||Prior to the early 1990s there were two competing styles of low volt halogen reflector lamps for general lighting. The Americans, Japanese and British focussed on glass reflectors with dichroic coating. Meanwhile the Europeans developed a broad range of aluminium types. Philips created the AR56 and AR37 with glass lenses, whereas Osram developed the open fronted AR48, AR70 and AR111 with anti-glare shields.
The reflector is formed by spinning an aluminium sheet into a deep parabolic profile and punching out an opening at its apex. The halogen capsule is clipped into a small disc which centralises it in the reflector, and then cemented into the opening. The Philips AR lamps were one of the first types to incorporate a glass shield. This provides added safety in the not infrequent event that the inner capsule would shatter at end of life. Two types of front glass were offered, the frosted version shown here for flood beams, or clear for spot types. In a later development the floods were created with a clear lens and facetted reflector, to mimic the sparkle of the facetted MR16 which was gaining popularity. Another innovative feature is the use of a bayonet cap, which made re-lamping much easier than the fragile pins of MR16.

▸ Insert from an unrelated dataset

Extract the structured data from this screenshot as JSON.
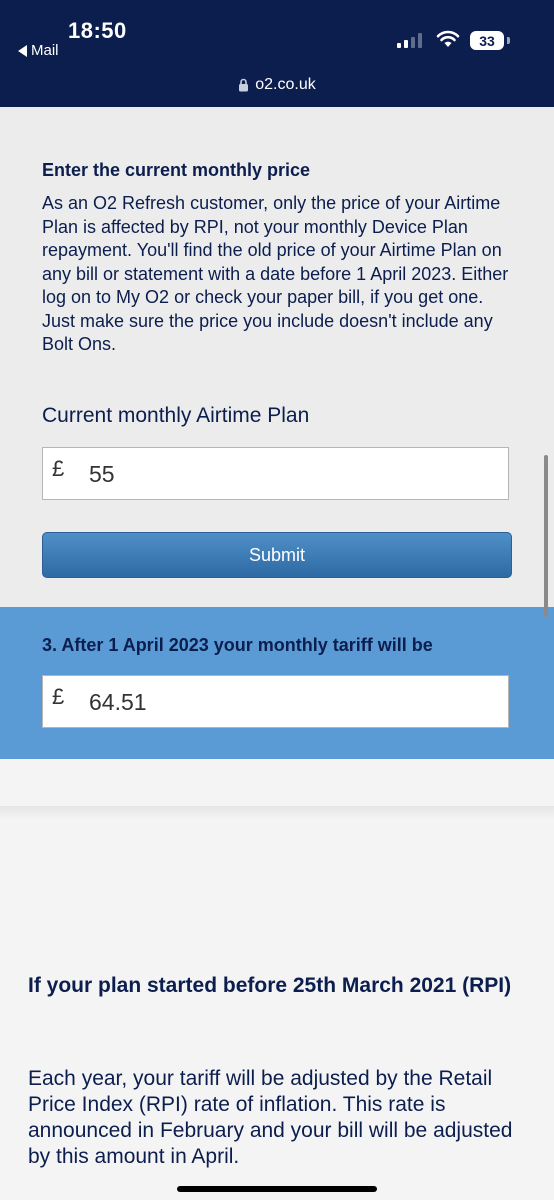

It was the strategic choice of the European manufacturers to focus on aluminium reflector lamps - viewing the advanced optics and cool beam of the dichroic versions as being over-engineered for general lighting. Although perfectly true, this took no account for the power of aesthetics. It was the glittering facets and dichroic colours of the MR16 that the market favoured, regardless of their technical purpose. By the early 1990s Philips was forced to follow market trends, and eventually established its own MR16 production.